Recently, the boys moved out of a transit centre shared with 50 other refugees, into an individual shelter they built with their own hands. They were visibly excited about receiving the UNHCR package comprising blankets, a hurricane lamp, a lantern, sleeping mats and kitchen sets. In particular, they were looking desperately for soap to clean their clothes so that they could be properly dressed for school.

But what they crave most are love and attention. They enjoy hugs and smiles. Sometimes they say they feel weak and sick, but these are often just pleas for attention.

Given their traumatic past, it is hard to imagine that they will ever know peace. But they have not given up on their future, and dream about becoming mechanics and engineers back in Liberia.

Bollah and Emanuel's story is fairly common, according to UNHCR's protection officer at Bandajuma camp. The refugee agency has received numerous reports of routine abductions and forced conscription among adolescent boys in Monrovia. Many of these boys have managed to escape from Lofa county into Sierra Leone.

Concerned about the number of Liberian combatants arriving among the refugees, the Sierra Leonean government set up Mapeh internment camp near Freetown in October 2002. In accordance with international law, the government is making serious efforts to separate combatants from civilian refugees. This is important for UNHCR because a combatant, unlike a civilian, does not have the right to seek asylum. Only after one has been genuinely disarmed, demobilised and placed under observation for a few months in the internment camp, can he be considered a former combatant and thus eligible to apply for refugee status and protection.

Special procedures apply for Liberian child soldiers who flee into Sierra Leone in view of the fact that their rights as children have been violated and that due to their age, they cannot be held as responsible as adult combatants. These children cannot be held at the Mapeh internment camp. Those who have been mistakenly detained are relocated to refugee camps after a screening process involving interviews and age verification based on full documentation of their personal data and history.
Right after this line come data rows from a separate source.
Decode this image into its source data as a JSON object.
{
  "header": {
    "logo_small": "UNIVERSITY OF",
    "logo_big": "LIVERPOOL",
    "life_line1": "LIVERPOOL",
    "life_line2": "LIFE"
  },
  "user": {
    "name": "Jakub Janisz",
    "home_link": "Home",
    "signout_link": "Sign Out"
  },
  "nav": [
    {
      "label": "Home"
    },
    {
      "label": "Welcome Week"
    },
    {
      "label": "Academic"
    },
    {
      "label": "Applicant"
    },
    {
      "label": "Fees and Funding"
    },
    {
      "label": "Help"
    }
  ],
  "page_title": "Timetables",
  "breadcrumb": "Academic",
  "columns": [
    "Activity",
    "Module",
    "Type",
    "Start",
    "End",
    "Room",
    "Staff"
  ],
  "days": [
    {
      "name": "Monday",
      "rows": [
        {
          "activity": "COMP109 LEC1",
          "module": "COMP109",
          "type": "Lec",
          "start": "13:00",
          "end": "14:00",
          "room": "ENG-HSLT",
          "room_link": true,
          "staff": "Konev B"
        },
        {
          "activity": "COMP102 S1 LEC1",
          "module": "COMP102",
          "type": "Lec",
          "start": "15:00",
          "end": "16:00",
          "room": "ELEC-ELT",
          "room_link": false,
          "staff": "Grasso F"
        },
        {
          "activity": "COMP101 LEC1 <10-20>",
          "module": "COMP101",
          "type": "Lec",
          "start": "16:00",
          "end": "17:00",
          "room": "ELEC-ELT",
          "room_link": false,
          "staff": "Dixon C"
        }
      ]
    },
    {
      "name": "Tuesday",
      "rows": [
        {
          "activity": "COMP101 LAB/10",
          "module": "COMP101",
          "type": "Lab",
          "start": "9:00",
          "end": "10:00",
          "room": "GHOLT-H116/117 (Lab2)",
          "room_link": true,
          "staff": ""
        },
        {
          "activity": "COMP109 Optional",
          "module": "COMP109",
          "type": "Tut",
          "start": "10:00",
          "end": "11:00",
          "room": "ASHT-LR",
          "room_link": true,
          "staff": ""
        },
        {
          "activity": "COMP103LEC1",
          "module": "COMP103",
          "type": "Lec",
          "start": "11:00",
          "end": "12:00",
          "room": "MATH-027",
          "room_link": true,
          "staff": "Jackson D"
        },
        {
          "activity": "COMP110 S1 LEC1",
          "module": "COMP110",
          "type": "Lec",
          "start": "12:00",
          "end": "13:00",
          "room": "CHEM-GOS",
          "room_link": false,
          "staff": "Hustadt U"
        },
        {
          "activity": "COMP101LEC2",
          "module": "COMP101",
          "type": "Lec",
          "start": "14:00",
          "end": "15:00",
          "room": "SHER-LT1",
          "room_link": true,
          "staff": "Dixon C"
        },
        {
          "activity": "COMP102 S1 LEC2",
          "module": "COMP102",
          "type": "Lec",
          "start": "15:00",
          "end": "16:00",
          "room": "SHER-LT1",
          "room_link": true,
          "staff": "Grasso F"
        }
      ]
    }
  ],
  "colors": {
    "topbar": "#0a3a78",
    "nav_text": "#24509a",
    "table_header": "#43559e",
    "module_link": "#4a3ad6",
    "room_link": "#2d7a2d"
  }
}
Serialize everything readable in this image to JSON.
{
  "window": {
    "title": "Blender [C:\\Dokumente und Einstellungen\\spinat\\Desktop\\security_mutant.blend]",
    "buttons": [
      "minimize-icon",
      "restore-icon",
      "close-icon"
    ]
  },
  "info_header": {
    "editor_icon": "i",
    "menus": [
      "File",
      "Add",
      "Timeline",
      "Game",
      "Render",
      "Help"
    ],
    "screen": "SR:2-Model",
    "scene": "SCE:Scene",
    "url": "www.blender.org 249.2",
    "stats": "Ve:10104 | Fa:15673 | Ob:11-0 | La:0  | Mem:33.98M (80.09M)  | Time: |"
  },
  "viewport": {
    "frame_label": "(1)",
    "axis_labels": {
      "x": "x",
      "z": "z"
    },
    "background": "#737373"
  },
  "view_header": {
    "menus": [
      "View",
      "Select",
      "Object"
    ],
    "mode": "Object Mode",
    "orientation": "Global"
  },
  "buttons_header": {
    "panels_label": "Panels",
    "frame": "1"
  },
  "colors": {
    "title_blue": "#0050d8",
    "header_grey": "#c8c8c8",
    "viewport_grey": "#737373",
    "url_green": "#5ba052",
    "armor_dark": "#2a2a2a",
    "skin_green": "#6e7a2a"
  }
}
The UN refugee agency carries out the screening, together with the UN Children's Fund and various child protection agencies (like Save the Children and the International Rescue Committee) in the refugee camp concerned.

UNHCR's role in helping Liberian child soldiers seeking refuge in Sierra Leone is guided by the 1951 Convention Relating to the Status of Refugees, the Convention for the Rights of the Child (CRC) and its Optional Protocol.

Meanwhile, in Sierra Leone, the recently-established Special Court will prosecute people who forced thousands of children to commit unspeakable crimes as child soldiers during the country's 11-year war, which ended in early 2002.

As an official record of what happened during the conflict, the Truth and Reconciliation Commission includes statements by and hearings for children. A special framework was developed to ensure collaboration between the Commission and various child protection agencies, with a similar framework currently being worked out with the Special Court.

Child abduction and forced recruitment are crimes in the Special Court's statute, but have never been prosecuted before by an international tribunal.

By Francesca Fontanini
UNHCR Sierra Leone